July 11, 2014 10:34PM
By Sean Krofssik
MERIDEN — John Jenkins returned home on Friday to celebrate his 25th birthday and help raise money for a cause that is close to his heart, the Boys & Girls Club of Meriden.
After a group of 120 campers at Cuno Camp serenaded the New Orleans Saints’ nose tackle with a enthusiastic version of “Happy Birthday,” the club no doubt moved even deeper into that heart.
The 6-foot-3, 359-pounder, wearing a bucket hat and a Snoopy shirt, could do nothing but laugh.
Jenkins spoke for a few minutes about the importance of education to the campers and then he fielded questions.
“Are you in Madden 25?”
“Where did you work growing up?”
“McDonald’s, Target and American Eagle,” Jenkins proudly replied.
“How much money do you make now?” another camper yelled out.
Jenkins just laughed as Boys & Girls of Meriden Assistant Director Cesar Gonzales handled that one.
Gonzales, who has known Jenkins since he was a Cuno camper, he invited the famous alum to Cuno Camp on Friday afternoon as a prelude to Friday night’s “Never Forget Where You Came From” fundraiser at Ruby Tuesday’s at the Westfield Mall.
“It’s great when you can have a former member that has had the success that John has had and give that positive message to the kids now,” Gonzales said. “He’s a true inspiration for his hard work. Just being able to share that with our campers today is awesome and I hope this is something they will remember for years.”
Jenkins, who now resides in Boca Raton, Fla., said he was happy to be back in Meriden. It’s still very much home. His mother Maryann Baker still resides in the Silver City and he said he considers his offensive coordinator at Maloney, Meriden resident Giovanni Daniels, his father.
“It feels good to give back to a cause where I grew up and helped make me the man that I am,” Jenkins said. “The club kept me on a narrow path and made me the man that I am today with no baggage. It helped me stay out of trouble and stay focused.”
Jenkins said Meriden isn’t the easiest place to grow up.
“There aren’t a lot of outlets and kids need guidance,” Jenkins said. “Kids need a positive role model and a cause to be successful in life.
“For me growing up, it was tough for me because there was no one doing the things that I had done. Now coming back is a blessing for myself because I can show kids that there is a way as long as you stay focused and stay true to yourself.”
One person that helped keep Jenkins in line during his days at Maloney was Tyrone Abrahams, a Spartans assistant football coach at the time. On Friday, Abrahams accompanied Jenkins to Cuno Camp.

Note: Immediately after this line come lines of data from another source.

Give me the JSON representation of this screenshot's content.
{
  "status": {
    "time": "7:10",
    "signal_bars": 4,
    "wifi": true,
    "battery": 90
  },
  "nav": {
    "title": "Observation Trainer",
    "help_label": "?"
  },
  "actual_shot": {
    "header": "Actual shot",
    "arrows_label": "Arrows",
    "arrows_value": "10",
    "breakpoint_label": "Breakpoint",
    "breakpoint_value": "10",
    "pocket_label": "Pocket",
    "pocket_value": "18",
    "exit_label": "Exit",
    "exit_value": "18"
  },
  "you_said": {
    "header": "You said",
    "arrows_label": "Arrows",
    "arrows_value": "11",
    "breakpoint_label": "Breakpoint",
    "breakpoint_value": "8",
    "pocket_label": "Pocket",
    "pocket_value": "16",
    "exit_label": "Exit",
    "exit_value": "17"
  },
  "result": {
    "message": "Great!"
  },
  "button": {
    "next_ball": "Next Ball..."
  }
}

“Coach Rob Szymaszek deserved a lot of credit for John,” Abrahams said of the late Maloney head coach. “He saw something special in him and he took me aside and he told me to really work with John, and I did.
“He was extremely gifted. He only needed to be more disciplined. His work ethic was lights out. Good kid to coach. One of my all-time favorites.”
Abrahams is now a volunteer on the Windsor football staff. He still resides in Meriden.
“Watching John is like watching my own son out there,” Abrahams said. “As he got closer and closer to what he dreamed of, it was great to see him accomplishments.”
Jenkins said he considers Abrahams his uncle.
Jenkins said he isn’t sure how much money he will help raise for the Boys & Girls Club, but he wants people to come out and support the cause.
A coupon for Friday night’s event can be used all weekend at Ruby Tuesday’s.
Beyond that, who knows what sort of ripple effect Jenkins’ birthday homecoming will have.
“Hopefully, John will inspire one of our campers to do something great in their field of choice,” Gonzales said.